YOUR OBJECTIVE
Please go through the records below and return every line holding the word "options".
#### DATA SUPPLIED ####
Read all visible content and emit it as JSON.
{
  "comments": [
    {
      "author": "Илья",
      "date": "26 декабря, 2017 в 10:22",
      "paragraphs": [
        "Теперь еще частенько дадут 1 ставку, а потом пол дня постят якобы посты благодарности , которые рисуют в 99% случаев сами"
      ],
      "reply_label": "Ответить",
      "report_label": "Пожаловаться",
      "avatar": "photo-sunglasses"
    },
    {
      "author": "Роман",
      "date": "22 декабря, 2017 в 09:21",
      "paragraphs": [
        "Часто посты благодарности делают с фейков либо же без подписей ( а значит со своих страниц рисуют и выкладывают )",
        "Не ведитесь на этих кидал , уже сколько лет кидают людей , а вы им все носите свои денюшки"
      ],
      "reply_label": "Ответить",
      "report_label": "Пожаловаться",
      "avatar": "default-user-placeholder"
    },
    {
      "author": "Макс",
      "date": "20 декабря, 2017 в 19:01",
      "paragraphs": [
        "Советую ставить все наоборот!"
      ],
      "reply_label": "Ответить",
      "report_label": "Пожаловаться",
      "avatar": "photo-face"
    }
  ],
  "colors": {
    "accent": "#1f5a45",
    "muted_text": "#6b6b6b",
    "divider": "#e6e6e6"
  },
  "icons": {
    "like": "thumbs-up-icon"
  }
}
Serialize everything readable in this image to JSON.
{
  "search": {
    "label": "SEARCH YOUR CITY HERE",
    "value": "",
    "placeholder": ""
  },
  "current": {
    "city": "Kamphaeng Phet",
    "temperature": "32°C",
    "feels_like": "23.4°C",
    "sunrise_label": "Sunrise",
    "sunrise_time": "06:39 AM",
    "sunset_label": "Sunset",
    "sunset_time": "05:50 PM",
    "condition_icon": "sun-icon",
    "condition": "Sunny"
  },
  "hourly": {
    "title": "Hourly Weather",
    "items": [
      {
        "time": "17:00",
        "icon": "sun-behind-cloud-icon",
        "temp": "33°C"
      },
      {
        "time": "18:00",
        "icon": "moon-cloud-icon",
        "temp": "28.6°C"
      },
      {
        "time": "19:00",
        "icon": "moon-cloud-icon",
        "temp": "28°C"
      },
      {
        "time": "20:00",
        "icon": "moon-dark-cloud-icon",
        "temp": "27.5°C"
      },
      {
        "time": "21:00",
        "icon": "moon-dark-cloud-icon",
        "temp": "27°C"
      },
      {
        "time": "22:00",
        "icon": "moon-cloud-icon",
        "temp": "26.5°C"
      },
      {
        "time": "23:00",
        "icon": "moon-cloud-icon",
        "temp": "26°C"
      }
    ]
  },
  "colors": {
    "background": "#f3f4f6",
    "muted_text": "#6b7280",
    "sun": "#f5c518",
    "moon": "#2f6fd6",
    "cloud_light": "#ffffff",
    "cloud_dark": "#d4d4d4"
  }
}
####
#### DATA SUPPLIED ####
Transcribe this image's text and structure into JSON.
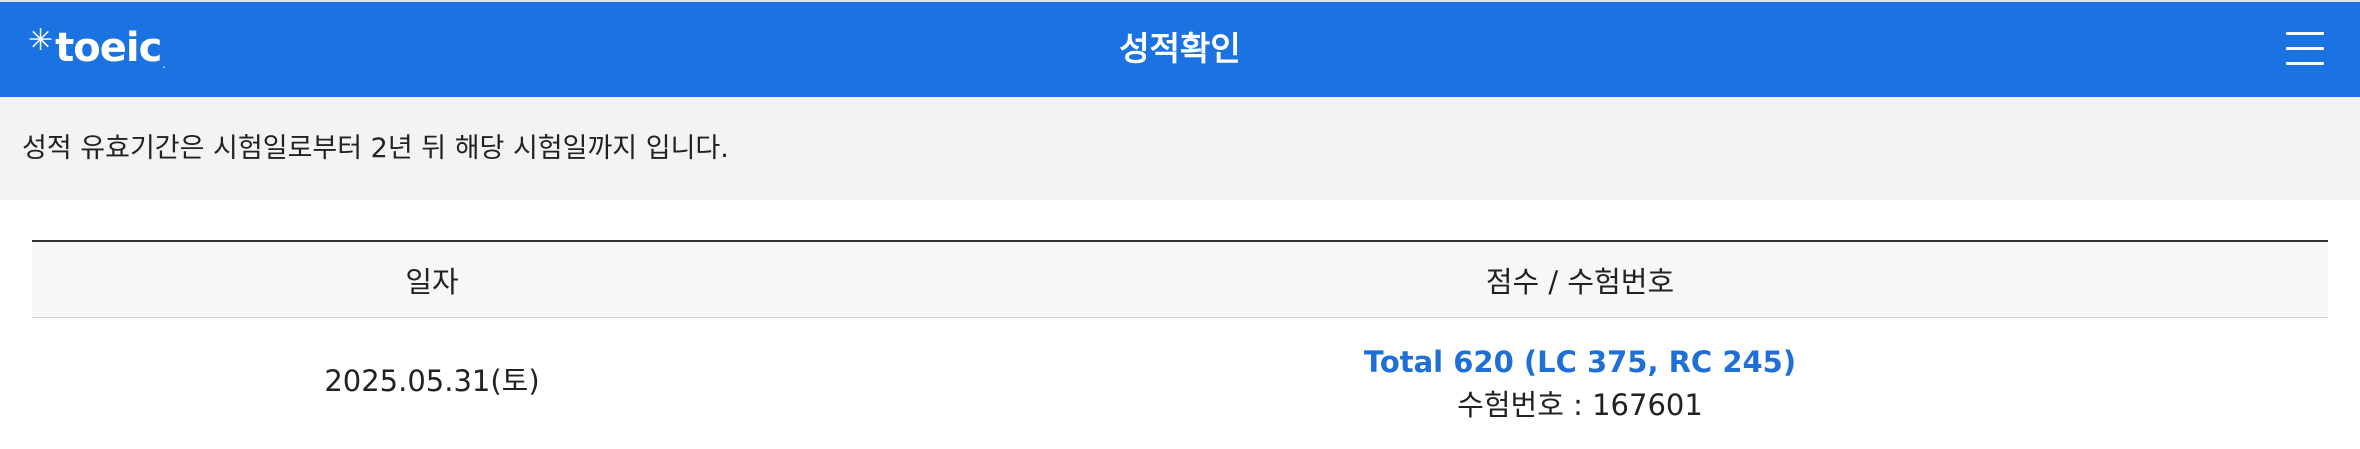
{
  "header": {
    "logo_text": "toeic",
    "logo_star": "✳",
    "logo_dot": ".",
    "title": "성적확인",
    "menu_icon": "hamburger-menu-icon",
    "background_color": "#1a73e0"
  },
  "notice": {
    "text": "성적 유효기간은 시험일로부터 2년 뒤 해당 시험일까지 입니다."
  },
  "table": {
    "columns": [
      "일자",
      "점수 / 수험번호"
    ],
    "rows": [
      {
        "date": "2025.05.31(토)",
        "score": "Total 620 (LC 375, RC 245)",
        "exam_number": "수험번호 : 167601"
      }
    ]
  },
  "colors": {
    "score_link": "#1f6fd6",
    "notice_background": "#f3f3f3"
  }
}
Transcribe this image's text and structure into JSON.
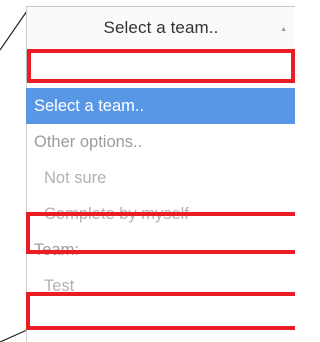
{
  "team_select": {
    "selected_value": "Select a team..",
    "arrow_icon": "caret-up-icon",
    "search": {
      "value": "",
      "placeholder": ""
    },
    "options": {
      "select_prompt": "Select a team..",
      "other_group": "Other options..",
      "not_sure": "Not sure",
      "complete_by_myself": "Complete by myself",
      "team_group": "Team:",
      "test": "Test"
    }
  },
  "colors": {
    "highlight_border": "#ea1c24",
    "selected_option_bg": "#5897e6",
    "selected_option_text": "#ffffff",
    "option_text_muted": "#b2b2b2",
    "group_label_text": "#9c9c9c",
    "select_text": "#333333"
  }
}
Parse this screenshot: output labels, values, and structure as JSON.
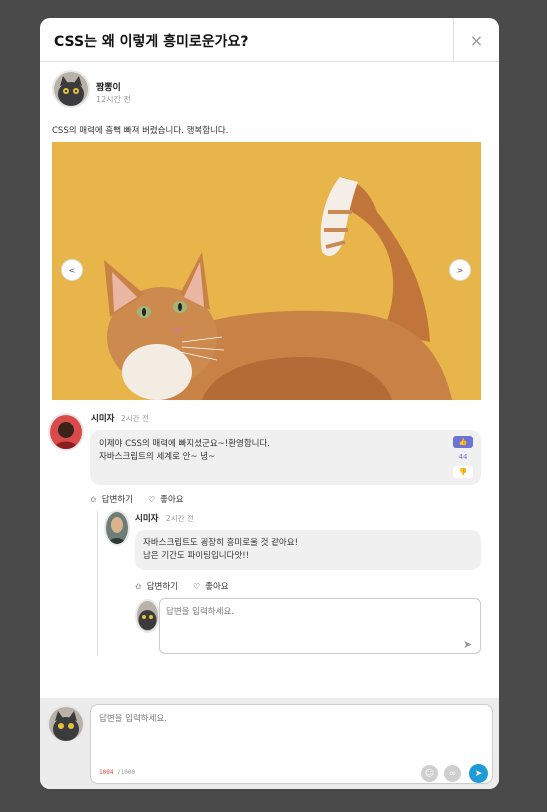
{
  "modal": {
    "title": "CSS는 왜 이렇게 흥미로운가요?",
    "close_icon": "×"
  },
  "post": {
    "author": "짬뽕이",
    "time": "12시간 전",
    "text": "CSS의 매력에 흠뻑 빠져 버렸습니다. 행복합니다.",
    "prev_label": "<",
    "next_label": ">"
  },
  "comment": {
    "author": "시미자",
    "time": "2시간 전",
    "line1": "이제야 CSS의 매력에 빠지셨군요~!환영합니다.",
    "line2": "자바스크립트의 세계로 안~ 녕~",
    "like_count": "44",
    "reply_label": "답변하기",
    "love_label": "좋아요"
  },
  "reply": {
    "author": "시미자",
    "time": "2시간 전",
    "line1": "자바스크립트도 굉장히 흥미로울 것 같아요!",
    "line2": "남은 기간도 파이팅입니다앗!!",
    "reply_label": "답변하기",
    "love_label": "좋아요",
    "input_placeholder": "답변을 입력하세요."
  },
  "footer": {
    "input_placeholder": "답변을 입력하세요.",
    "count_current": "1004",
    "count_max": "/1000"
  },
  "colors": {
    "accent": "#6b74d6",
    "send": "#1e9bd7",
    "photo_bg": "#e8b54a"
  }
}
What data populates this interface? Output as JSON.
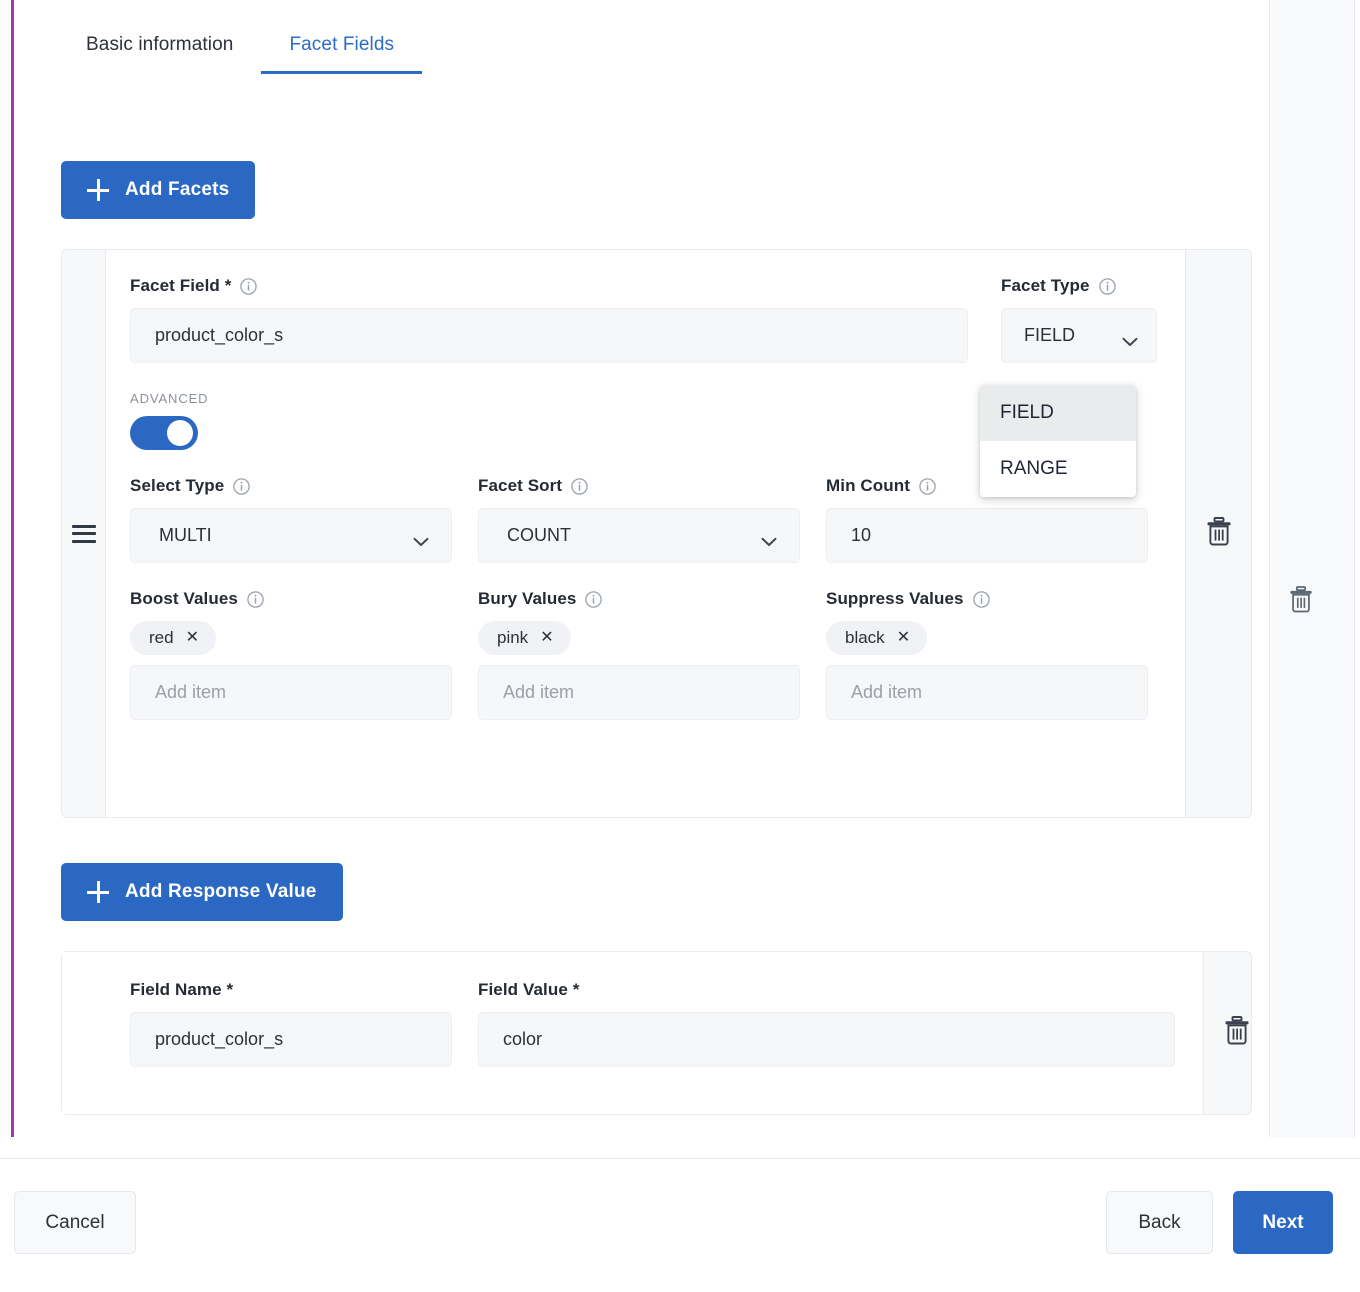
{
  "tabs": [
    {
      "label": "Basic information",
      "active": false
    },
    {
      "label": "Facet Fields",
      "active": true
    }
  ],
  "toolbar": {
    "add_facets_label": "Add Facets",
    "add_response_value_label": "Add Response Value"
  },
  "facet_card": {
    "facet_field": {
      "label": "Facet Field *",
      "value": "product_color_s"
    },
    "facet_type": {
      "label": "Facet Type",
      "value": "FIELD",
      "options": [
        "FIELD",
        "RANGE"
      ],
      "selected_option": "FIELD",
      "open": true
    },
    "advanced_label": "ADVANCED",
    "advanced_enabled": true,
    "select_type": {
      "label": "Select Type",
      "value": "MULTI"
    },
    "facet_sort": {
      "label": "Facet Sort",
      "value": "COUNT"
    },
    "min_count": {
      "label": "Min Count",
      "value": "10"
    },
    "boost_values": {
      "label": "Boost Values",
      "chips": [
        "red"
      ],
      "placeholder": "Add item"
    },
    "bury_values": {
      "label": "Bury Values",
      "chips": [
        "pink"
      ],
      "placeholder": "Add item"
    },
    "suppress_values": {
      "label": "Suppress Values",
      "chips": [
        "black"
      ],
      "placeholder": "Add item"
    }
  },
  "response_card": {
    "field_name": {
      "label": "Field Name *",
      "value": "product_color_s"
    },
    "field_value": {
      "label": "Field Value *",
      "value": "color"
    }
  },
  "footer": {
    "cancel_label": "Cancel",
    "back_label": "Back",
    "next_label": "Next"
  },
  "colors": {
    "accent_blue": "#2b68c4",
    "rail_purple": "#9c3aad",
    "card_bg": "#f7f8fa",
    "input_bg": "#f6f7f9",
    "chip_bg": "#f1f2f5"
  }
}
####
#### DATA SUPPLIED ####
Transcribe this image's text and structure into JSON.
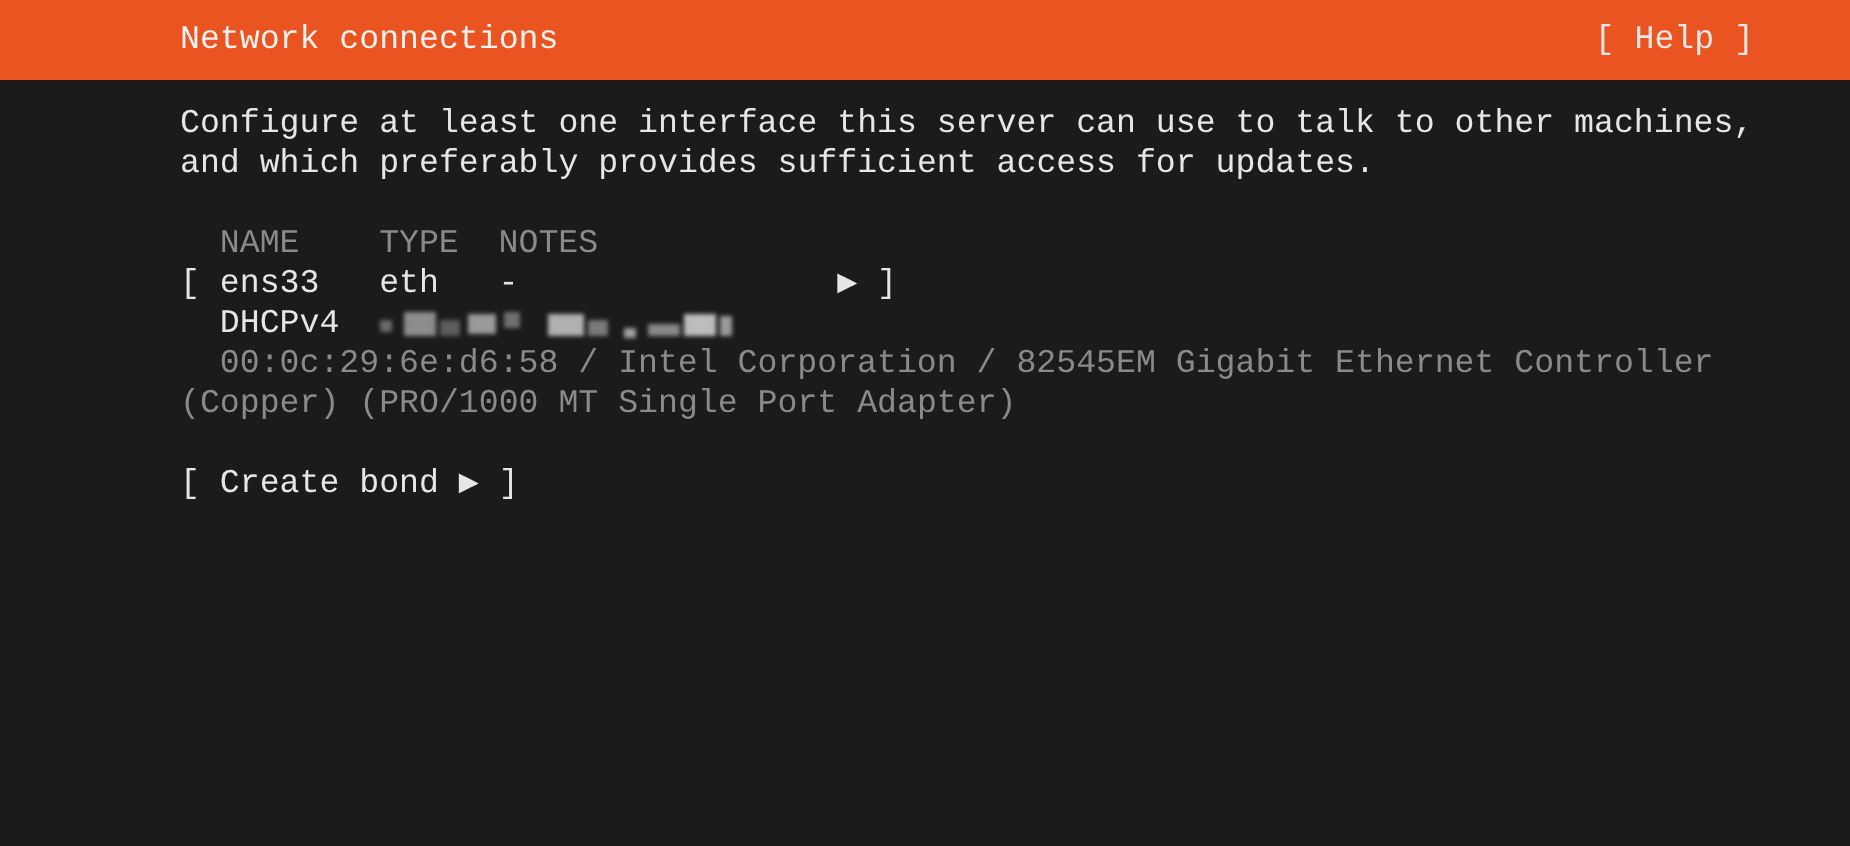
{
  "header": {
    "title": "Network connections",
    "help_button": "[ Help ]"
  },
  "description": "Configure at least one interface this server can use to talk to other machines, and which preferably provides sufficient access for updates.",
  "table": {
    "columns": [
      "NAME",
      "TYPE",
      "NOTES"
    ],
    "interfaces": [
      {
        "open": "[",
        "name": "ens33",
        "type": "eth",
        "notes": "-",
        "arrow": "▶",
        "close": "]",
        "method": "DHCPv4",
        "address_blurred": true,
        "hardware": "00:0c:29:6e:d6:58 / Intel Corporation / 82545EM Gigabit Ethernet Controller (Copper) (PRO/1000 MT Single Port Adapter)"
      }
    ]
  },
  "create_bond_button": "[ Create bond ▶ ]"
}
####
ANSWER
    "options": {
      "other_group": "Other options..",
      "options": [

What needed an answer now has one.